In this section we'll write a simple main class to run our application, and get a brief introduction to Cayenne ObjectContext.
- In Eclipse create a new class called "Main" in the "org.example.cayenne" package.
- Create a standard "main" method to make it a runnable class:
- The first thing you need to be able to access the database is an instance of an ObjectContext. In this simple case of a standalone command-line application, it can be obtained by calling a static method on a DataContext class (DataContext is the default implementor of the ObjectContext interface) :
ObjectContext is an isolated "session" in Cayenne that provides all needed API to work with data. ObjectContext has methods to execute queries and manage persistent objects. We'll discuss them in the following sections. When the first ObjectContext is created in the application, Cayenne loads XML mapping files and creates a shared access stack that is later reused by other ObjectContexts.
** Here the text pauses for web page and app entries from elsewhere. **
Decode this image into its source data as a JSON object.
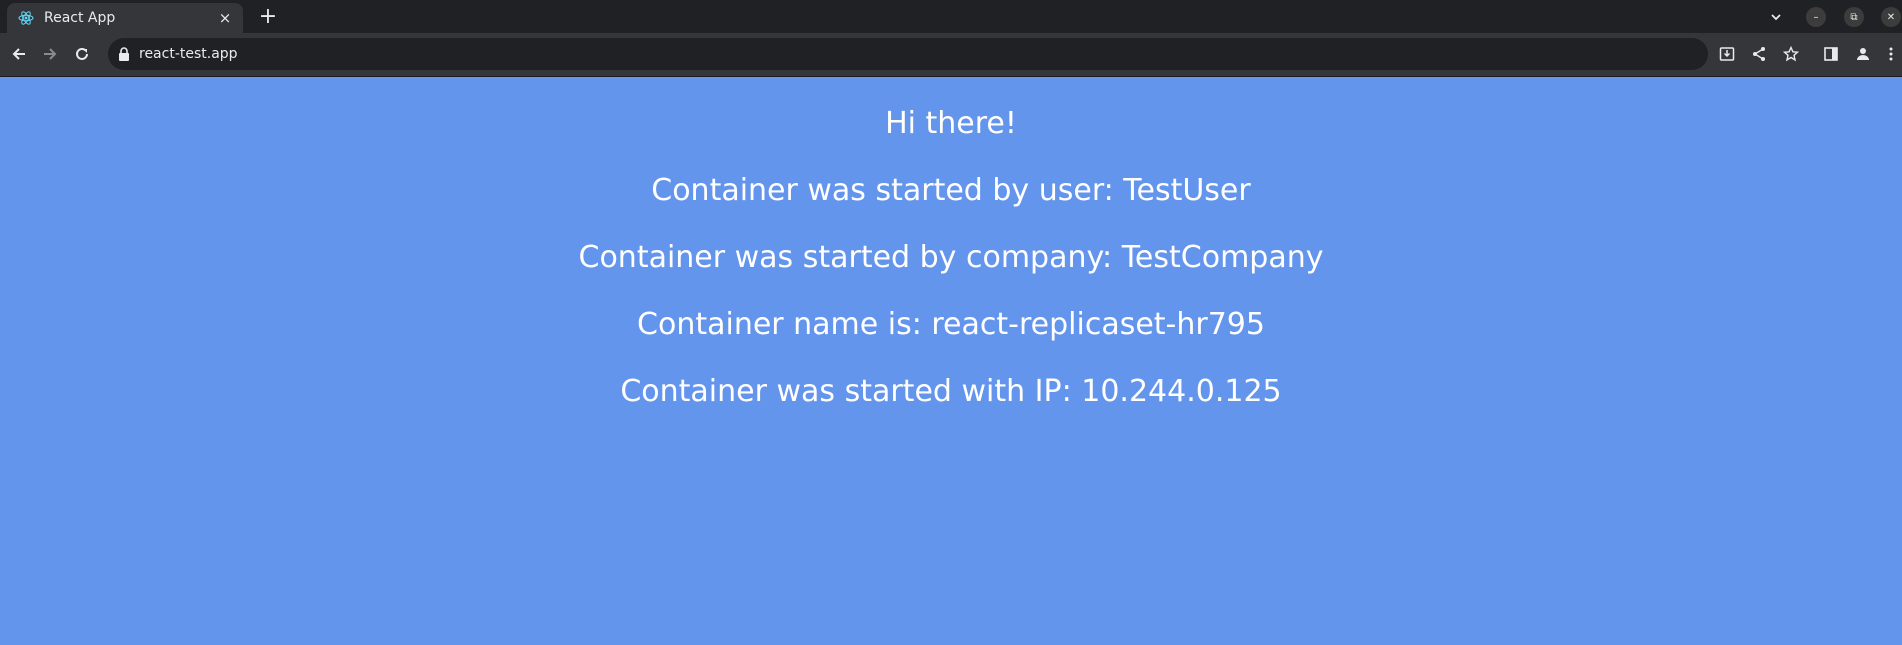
{
  "browser": {
    "tab_title": "React App",
    "tab_close": "×",
    "new_tab": "+",
    "url": "react-test.app",
    "win_minimize": "–",
    "win_restore": "⧉",
    "win_close": "✕"
  },
  "page": {
    "greeting": "Hi there!",
    "user_line": "Container was started by user: TestUser",
    "company_line": "Container was started by company: TestCompany",
    "name_line": "Container name is: react-replicaset-hr795",
    "ip_line": "Container was started with IP: 10.244.0.125"
  },
  "colors": {
    "page_background": "#6495ed",
    "text": "#ffffff",
    "browser_dark": "#202124"
  }
}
Let's check what happens when you run the application. But before we do that we need to add another dependency to the pom.xml - Apache Derby, our embedded database engine. The following piece of XML needs to be added to the <dependencies>...</dependencies> section, where we already have Cayenne jars:
Now we are ready to run. Right click the "Main" class in Eclipse and select "Run As > Java Application". In the console you'll see output similar to this, indicating that Cayenne stack has been started:
|How to Configure Cayenne Logging|
You can tweak more or less detailed output by following the instructions in the logging chapter.
Nothing much happened here, but we've been able to create a working Cayenne stack. In the following chapters we'll use the ObjectContext for more interesting things.
Next Step: Tutorial Persistent Objects